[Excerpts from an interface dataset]
————
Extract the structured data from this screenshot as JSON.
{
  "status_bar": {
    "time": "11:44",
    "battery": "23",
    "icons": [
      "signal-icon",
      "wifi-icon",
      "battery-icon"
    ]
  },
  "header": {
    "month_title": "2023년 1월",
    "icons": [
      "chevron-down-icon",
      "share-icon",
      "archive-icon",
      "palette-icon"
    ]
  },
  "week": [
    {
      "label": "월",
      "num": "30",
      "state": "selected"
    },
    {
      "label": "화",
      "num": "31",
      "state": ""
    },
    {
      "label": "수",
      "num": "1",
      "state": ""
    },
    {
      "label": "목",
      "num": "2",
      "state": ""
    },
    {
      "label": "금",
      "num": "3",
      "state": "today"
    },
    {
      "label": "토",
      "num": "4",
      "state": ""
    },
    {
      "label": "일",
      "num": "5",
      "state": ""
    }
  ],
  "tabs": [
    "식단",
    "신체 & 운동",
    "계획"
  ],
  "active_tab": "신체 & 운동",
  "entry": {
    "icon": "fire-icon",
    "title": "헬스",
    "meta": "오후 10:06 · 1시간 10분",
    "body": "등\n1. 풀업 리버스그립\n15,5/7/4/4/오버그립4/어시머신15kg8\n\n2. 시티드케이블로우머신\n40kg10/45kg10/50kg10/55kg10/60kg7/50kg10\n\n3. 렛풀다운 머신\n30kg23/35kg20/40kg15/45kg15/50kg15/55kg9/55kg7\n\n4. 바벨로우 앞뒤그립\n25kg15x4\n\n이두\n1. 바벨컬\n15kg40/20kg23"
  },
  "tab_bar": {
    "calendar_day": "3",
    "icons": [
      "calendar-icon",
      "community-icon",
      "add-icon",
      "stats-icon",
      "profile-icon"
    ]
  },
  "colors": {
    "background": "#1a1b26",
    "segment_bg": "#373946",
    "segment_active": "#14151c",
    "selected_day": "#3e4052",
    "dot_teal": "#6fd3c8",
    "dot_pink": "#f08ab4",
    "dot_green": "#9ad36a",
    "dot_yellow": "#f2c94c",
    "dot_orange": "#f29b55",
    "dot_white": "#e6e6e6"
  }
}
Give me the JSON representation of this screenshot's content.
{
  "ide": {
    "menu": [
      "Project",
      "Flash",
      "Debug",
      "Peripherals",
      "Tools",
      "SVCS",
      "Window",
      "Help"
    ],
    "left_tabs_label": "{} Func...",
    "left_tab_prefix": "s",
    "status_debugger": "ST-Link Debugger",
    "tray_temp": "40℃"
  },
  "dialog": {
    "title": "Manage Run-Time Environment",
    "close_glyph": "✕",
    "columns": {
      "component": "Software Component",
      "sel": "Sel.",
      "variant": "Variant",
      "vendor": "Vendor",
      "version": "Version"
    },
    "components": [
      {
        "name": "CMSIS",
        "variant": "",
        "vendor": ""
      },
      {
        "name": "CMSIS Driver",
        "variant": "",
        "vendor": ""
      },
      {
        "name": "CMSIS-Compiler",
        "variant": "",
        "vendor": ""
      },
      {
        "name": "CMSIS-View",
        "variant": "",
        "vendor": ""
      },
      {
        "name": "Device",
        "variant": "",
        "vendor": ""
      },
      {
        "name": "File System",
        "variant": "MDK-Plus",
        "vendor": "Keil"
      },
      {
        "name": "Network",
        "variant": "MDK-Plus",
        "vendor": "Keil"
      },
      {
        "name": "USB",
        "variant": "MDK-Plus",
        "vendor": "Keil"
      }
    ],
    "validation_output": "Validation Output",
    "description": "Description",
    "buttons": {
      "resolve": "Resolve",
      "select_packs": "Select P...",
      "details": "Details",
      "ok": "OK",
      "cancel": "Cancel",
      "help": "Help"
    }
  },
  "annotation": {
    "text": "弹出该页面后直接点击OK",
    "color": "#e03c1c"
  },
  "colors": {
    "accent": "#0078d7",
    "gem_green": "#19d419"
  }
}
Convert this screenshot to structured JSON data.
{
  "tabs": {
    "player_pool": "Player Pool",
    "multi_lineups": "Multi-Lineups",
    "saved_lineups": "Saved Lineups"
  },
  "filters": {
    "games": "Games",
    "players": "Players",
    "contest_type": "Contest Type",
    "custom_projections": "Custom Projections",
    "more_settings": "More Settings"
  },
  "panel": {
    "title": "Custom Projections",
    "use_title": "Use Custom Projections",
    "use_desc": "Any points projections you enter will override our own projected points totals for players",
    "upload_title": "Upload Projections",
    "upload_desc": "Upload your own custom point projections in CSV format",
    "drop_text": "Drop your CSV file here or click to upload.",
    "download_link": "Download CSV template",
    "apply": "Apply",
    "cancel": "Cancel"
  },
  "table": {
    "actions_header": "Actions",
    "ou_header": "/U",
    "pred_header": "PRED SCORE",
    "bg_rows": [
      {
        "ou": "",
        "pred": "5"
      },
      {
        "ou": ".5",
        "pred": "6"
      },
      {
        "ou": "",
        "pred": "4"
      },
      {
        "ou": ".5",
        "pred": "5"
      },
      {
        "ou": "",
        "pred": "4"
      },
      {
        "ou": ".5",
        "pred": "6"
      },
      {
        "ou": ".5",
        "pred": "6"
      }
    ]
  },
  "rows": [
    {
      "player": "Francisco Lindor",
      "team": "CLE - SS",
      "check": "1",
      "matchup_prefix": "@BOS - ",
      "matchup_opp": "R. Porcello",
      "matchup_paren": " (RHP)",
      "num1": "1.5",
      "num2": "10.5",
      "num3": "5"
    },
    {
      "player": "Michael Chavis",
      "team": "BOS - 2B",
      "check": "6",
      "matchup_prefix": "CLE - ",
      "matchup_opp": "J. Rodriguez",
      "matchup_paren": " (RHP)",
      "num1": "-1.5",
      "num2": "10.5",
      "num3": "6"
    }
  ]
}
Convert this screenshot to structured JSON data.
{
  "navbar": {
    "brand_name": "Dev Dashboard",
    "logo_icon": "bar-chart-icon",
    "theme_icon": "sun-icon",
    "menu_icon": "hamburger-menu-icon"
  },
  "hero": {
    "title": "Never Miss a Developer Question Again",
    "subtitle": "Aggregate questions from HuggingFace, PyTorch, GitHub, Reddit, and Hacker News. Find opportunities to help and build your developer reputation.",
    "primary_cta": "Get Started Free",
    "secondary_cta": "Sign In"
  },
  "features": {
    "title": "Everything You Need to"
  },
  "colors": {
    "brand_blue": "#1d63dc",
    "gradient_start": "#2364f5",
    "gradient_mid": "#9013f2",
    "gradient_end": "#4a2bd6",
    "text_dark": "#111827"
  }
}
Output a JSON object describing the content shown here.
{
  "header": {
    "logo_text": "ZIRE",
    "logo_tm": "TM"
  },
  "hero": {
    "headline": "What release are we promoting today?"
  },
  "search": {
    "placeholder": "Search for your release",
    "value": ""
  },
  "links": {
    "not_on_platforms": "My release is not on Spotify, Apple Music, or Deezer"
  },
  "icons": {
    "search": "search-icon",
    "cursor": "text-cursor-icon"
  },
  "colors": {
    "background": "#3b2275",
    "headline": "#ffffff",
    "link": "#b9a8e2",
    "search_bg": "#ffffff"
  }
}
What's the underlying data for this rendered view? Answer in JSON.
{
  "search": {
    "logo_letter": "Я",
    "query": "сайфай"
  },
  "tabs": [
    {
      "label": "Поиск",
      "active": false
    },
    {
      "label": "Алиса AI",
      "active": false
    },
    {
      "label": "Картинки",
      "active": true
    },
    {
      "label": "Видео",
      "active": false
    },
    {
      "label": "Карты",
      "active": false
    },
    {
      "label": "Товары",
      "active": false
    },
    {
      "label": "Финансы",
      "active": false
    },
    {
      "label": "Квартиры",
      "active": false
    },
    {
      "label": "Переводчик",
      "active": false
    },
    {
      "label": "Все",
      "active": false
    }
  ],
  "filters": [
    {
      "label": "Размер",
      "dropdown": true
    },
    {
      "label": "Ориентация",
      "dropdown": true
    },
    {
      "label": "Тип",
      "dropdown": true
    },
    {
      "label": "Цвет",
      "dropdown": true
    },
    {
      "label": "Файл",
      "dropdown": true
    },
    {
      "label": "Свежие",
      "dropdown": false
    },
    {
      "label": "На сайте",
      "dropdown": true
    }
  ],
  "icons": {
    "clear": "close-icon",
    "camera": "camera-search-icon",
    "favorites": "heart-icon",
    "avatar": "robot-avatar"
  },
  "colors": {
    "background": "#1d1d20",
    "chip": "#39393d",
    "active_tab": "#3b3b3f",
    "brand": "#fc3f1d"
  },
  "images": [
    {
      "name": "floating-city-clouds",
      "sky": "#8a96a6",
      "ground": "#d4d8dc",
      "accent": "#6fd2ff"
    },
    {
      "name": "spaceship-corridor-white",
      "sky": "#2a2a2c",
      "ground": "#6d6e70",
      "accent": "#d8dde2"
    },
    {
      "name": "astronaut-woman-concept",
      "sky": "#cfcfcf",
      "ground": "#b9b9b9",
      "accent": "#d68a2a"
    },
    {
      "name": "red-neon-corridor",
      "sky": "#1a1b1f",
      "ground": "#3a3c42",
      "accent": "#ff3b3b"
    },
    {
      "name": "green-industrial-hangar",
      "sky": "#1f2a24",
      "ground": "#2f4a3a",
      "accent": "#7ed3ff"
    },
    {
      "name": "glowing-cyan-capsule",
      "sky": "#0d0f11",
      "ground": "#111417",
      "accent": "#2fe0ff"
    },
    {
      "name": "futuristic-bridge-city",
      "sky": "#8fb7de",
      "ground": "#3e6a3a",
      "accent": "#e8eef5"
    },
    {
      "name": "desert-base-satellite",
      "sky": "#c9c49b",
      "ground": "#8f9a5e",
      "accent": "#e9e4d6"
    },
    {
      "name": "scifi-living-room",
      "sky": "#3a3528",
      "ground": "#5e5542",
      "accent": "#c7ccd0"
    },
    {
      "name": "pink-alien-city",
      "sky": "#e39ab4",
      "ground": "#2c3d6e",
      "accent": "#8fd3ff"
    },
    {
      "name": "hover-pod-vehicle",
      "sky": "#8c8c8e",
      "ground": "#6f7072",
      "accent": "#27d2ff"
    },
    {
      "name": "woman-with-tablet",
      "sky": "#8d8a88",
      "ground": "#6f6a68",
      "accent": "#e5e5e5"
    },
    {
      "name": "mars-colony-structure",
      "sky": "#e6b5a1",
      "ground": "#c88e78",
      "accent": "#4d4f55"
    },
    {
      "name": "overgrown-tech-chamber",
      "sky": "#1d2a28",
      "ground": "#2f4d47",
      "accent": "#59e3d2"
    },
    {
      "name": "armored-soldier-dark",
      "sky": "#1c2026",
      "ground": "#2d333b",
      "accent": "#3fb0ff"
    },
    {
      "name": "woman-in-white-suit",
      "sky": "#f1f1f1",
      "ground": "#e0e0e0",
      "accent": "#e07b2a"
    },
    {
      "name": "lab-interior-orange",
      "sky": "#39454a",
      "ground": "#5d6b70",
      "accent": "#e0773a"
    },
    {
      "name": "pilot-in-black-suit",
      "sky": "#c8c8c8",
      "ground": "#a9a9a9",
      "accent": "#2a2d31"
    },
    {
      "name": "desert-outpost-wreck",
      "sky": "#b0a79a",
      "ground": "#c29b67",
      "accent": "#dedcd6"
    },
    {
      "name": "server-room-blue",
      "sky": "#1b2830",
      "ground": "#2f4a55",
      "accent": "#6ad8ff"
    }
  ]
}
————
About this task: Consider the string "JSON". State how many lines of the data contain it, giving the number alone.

Answer to this problem: 6